By: Rachel Goossen, MD
In May 2019, headlines of a study out of University of Michigan hit the lay media: “New Doctors’ DNA Ages 6 Times Faster Than Normal in First Year.” Using DNA samples submitted by medical residents across the country, the Intern Health Study measured telomere length before and after residents completed their intern years. Loss of telomere length has been associated with morbidity, mortality, and even depression. A clear association was made in the study between the degree of telomere shrinkage and the reported number of hours the interns worked each week. The study’s senior author, Srijan Sen, MD, PhD, concluded that interns should focus “as much as they can on their mood, sleep, and stress-relieving activities.”
In a 2016 publication on the prevalence of depression among medical interns, Sen found that 35% of respondents screened positive for clinically significant depression. Depression during intern year was found to correlate negatively with job satisfaction and positively with medical errors. Amongst their conclusions:
“Destigmatization of mental illness among medical trainees and making screening and treatment for depression more accessible are important steps to addressing this issue. Proactive, resilience-based strategies also may help interns retain the enthusiasm that brought them to the medical profession in the first place so that they may emerge from training as capable, confident and forward-looking practitioners.”
I’m fairly certain I participated in this study. My rapidly shrinking telomeres and the ongoing trauma of my medical education has rendered my short term memory essentially useless, but I do recall, at some point during my intern year, submitting a DNA sample to some study that I’d thought had some merit and wondering if I would regret it later. I appreciate Dr. Sen’s dedication to bringing attention to the unhealthy and inhumane aspects of medical training and I echo his call for change. I do, however, feel there is a glaring question that has not yet been adequately addressed: Why is this job so depressing?
I had the good fortune to be raised in a family where mental health was anything but stigmatized. When I went to my parents with stress or conflict they felt was beyond their purview, I was met with an enthusiastic, “Why don’t we get you scheduled with a counselor?” As a result, I’ve had a string of (mostly) wonderful therapists come in an out of my life over the past few decades. Engaging in good therapy during times of need has given me better insight, self-awareness, and certainly better coping skills. Any of my friends, family, or patients will tell you a I am an enormous proponent of therapy—therapy for everyone!
I actually didn’t find myself in need of therapy during residency until about halfway through intern year when my infant daughter suffered an episode of anaphylaxis that left me feeling traumatized. I started seeing Dr. H soon after and was so grateful to have the established clinical relationship and support system when several other significant challenges arose in the months that followed.
Towards the end of a particularly grueling month in the MICU, during which I was completely isolated from the residents in my program, not to mention my friends and family, I attended a badly needed counseling session. Aside from the 30 hour shifts and post call rounding, I found myself really struggling with the emotional toll of watching fellow humans in horrifying states of illness, actively suffering from pain I could not take away. I told Dr. H, “I feel like I just can’t watch any more people die. This is really depressing.” Dr. H looked at me and said, “That is an appropriate reaction to this situation. This is an exceptional circumstance.”
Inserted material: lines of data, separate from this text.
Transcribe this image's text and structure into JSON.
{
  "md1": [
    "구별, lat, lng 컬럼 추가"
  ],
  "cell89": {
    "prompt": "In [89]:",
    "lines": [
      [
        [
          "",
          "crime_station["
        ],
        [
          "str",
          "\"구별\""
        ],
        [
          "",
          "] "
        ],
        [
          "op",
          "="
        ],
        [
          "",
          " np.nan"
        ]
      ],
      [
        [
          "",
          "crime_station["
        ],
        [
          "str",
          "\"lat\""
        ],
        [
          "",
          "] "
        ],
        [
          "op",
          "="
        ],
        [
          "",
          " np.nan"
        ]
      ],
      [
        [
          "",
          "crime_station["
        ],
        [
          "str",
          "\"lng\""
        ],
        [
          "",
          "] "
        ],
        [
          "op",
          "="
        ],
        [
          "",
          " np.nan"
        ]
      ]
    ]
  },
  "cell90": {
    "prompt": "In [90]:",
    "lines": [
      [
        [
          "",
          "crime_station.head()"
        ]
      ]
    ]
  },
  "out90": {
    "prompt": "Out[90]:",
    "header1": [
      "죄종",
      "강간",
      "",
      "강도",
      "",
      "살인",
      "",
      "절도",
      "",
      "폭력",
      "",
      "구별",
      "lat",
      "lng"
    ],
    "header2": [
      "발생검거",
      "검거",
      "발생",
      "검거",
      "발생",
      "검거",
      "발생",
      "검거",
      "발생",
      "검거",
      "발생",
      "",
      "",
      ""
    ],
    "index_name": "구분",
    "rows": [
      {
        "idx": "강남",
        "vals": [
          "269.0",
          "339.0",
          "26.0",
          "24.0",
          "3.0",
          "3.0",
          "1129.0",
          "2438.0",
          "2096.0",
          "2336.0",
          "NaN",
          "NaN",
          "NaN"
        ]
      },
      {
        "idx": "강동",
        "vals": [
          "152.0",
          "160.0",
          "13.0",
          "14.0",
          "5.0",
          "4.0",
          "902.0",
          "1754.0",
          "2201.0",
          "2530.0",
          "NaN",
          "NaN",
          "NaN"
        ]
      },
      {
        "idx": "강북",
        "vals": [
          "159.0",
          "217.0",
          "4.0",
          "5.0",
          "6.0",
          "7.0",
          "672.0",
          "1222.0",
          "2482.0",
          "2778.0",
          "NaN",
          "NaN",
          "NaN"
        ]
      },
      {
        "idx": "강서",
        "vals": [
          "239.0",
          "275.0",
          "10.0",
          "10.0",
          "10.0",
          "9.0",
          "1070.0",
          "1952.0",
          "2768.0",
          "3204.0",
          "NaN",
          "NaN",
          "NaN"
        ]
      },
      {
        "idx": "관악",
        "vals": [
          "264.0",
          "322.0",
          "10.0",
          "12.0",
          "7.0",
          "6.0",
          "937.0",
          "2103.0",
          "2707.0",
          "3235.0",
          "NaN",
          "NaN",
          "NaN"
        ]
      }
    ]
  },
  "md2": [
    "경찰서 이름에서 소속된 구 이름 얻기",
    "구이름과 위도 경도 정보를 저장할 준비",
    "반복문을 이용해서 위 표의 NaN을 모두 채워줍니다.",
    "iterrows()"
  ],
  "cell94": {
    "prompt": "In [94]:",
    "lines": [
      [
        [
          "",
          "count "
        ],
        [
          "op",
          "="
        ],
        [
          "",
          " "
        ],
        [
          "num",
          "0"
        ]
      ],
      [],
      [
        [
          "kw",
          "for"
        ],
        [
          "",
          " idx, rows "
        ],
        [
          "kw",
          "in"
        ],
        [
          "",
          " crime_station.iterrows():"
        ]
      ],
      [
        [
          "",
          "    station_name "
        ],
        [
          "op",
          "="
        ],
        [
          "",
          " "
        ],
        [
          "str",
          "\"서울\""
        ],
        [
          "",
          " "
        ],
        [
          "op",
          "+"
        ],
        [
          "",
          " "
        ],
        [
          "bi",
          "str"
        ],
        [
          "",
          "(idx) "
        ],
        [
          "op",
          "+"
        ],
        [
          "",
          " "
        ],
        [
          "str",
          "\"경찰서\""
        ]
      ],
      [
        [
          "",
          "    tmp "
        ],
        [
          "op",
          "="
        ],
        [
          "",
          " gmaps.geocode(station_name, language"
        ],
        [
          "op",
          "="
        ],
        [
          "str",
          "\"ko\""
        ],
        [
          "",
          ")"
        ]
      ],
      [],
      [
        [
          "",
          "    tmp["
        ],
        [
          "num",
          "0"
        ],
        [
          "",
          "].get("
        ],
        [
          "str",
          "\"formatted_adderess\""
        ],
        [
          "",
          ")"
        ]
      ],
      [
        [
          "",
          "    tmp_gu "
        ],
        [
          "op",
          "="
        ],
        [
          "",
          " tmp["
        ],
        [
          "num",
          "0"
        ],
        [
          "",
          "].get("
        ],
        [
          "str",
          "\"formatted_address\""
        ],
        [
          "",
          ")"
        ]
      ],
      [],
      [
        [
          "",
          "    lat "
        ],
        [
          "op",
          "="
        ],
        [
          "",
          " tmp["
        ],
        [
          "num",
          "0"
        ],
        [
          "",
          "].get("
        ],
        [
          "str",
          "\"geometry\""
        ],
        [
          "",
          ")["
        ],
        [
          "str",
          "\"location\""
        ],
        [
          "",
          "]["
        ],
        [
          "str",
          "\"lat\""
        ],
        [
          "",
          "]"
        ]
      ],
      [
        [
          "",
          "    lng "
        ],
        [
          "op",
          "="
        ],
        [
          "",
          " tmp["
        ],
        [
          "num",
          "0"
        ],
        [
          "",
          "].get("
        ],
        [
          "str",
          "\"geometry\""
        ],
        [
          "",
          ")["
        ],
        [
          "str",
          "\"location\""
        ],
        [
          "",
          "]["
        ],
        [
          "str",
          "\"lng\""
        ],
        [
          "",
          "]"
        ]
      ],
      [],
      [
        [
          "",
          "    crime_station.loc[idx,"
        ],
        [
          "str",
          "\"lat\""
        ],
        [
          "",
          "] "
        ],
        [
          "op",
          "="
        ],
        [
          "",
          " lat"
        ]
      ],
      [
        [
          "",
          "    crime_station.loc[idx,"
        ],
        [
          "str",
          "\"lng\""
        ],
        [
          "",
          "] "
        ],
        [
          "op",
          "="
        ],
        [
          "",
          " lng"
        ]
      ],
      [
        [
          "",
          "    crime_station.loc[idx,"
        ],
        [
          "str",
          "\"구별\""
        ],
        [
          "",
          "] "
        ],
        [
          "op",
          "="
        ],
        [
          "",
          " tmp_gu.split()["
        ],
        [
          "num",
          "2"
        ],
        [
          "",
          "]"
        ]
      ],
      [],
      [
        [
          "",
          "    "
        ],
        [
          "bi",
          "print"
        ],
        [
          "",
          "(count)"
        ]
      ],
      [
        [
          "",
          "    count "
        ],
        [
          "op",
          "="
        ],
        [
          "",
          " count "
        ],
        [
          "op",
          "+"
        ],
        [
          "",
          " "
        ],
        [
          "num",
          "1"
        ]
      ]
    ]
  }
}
This thought has resonated for me more than any other throughout residency and was a tremendous gift from Dr. H to me. Her words were a permission that we, as medical trainees, are not given at work. She normalized my reaction to a completely abnormal experience. This acknowledgment–that medical training can be toxically abnormal–and the permission to react appropriately to it, was revelatory and completely new.
Medical education, by definition, will always include sick patients. There will always be death and pain. Bearing witness to these dark and uncomfortable parts of the human experience is depressing—depression is an appropriate response. In contrast, it is the trainees who do not experience an emotional response to these experiences that should provoke concern. The unavoidable emotional toll of medical training cannot be adequately countered by a free lunch in the cafeteria, a social event held on hospital property, or a required lecture on meditation. Residents need time to sleep, time with family, and time for exercise. There is no calculus in the present structure of medical education to make this possible.
Residents do not just need to exercise more, practice mindfulness, or “make time for wellness.” Studies that focus on giving a pathologic diagnosis to humans who are reacting in a human way to an inhumane experience, miss the mark: the entire medical education system needs sweeping change. A toxic construct that has been perpetuated for generations has finally reached a pinnacle in which the very persons who wish to dedicate their lives to keeping others healthy have been sentenced to age six times faster. This is not a problem to be fixed on an individual level. “Destigmatizing” mental health problems and providing access to care is insufficient. We need to redesign our entire approach to educating physicians so that regular therapy isn’t so frequently required just to make it through the week. A good friend and co-resident of mine often says, “We are applying an individual level solution to a system-wide problem.” Enough. Let us change the conversation, aim upstream, and commit to truly healing this broken system.
Rachel Goossen, MD, graduated from the University of Utah Family Medicine Residency Program in June 2019.